Your assignment ->
In the entries below, count each line where "JSON" appears. Give the total and nothing more.

[Dataset rows for apps and sites]

*-*-*

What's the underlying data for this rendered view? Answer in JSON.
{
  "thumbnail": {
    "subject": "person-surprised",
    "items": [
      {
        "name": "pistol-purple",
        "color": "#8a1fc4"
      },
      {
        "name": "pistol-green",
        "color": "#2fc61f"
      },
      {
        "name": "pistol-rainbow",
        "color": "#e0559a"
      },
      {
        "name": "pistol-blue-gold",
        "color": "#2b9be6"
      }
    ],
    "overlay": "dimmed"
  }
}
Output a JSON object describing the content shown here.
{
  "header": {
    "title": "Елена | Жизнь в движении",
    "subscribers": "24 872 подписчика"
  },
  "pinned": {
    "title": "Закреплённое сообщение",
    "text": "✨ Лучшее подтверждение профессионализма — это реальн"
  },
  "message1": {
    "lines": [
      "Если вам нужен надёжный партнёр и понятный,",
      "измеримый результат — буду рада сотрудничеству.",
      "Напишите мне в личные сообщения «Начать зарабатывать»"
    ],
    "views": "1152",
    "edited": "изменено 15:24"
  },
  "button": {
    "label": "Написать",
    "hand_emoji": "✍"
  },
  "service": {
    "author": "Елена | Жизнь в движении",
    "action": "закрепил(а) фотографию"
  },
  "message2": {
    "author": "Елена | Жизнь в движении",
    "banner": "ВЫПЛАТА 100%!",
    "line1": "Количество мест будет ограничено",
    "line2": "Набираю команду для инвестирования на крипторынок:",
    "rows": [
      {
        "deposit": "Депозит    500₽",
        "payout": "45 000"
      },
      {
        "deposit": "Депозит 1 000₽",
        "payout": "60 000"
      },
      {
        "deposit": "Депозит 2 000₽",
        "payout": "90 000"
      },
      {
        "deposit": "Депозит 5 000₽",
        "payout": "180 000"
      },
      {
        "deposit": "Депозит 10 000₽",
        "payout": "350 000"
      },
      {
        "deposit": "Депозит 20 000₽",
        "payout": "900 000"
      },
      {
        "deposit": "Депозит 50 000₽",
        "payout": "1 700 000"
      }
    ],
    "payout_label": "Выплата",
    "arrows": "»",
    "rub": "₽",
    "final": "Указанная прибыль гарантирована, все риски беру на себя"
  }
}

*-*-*

Answer space ->
2